Despite a tone of pessimism and a scene wrought with destruction, the sun beats down and continues to illuminate this land. This light works on two levels; it shows a glimmer of hope that Nash cannot let go of, but also introduces a tone of mockery with regards the purpose and intent of war. The latter rings particularly true when considered in respect to the title of the work - We are making a new world - which acts both as a parody of the naive ambitions of war and as a description of how the landscape has been subjected to such destruction that it is almost unrecognizable. A former curator at The Imperial War Museum, Roger Tolson, affirms "In Nash's bitter vision the sun will continue to rise each and every day to expose the desecration and to repeat judgment on the perpetrators. This new world is unwanted, unlovable but inescapable."

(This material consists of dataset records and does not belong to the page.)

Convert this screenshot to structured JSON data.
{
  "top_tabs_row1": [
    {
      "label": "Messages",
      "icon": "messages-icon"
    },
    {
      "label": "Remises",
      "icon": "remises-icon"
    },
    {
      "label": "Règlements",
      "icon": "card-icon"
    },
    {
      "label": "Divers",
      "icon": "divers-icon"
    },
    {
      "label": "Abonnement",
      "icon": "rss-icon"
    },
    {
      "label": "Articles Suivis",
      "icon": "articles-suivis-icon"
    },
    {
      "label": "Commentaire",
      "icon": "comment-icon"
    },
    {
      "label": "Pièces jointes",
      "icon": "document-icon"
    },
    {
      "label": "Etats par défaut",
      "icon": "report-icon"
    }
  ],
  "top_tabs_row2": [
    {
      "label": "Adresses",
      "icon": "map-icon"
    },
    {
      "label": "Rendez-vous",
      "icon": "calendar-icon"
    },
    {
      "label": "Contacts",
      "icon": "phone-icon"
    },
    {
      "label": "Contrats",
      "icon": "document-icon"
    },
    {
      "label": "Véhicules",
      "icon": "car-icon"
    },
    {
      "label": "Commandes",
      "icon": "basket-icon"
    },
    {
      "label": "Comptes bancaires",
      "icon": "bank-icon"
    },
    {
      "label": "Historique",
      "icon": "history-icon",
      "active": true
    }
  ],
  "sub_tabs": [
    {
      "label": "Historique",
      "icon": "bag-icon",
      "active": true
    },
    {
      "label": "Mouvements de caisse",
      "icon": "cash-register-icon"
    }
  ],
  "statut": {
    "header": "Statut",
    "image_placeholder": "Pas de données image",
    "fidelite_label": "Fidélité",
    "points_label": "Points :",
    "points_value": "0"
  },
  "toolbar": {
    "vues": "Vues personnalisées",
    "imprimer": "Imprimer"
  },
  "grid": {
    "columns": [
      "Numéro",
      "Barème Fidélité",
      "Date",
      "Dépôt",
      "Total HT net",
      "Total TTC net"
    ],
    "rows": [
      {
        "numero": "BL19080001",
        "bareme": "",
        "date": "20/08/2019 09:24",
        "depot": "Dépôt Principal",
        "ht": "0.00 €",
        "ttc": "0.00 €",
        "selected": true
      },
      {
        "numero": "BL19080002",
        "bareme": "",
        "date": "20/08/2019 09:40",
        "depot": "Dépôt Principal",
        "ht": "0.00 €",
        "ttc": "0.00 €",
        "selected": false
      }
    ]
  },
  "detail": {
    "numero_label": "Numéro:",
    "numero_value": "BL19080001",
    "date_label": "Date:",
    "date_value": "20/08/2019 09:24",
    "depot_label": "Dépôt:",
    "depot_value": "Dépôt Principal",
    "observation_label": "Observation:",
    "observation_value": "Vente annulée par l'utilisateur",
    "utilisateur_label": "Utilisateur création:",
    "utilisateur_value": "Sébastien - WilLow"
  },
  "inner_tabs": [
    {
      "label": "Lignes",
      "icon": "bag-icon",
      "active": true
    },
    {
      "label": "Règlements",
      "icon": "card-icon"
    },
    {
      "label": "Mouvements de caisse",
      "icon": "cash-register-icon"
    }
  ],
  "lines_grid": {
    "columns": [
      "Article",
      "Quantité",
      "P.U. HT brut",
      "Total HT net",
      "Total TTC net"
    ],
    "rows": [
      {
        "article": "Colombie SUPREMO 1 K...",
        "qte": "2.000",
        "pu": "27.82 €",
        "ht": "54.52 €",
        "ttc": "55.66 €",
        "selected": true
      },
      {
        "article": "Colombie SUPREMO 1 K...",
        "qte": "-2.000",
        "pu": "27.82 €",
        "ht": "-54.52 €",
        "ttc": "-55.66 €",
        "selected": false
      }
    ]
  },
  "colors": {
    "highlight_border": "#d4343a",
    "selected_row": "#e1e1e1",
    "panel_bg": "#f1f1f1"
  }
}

This work is generally considered to be one of the most memorable images of the First World War and has been compared to Picasso's Guernica (1937) - the Spanish Master's legendary response to the bombing of the eponymous town. Nash poignantly subverts the usually peaceful and picturesque English landscape tradition and introduces a new element of horror. As such, the painting well embodies his comments of the previous year with respect to his role as a war artist: "I am a messenger who will bring back word from men fighting to those who want the war to last forever." This message, he claimed, would reveal the "bitter truth" of war.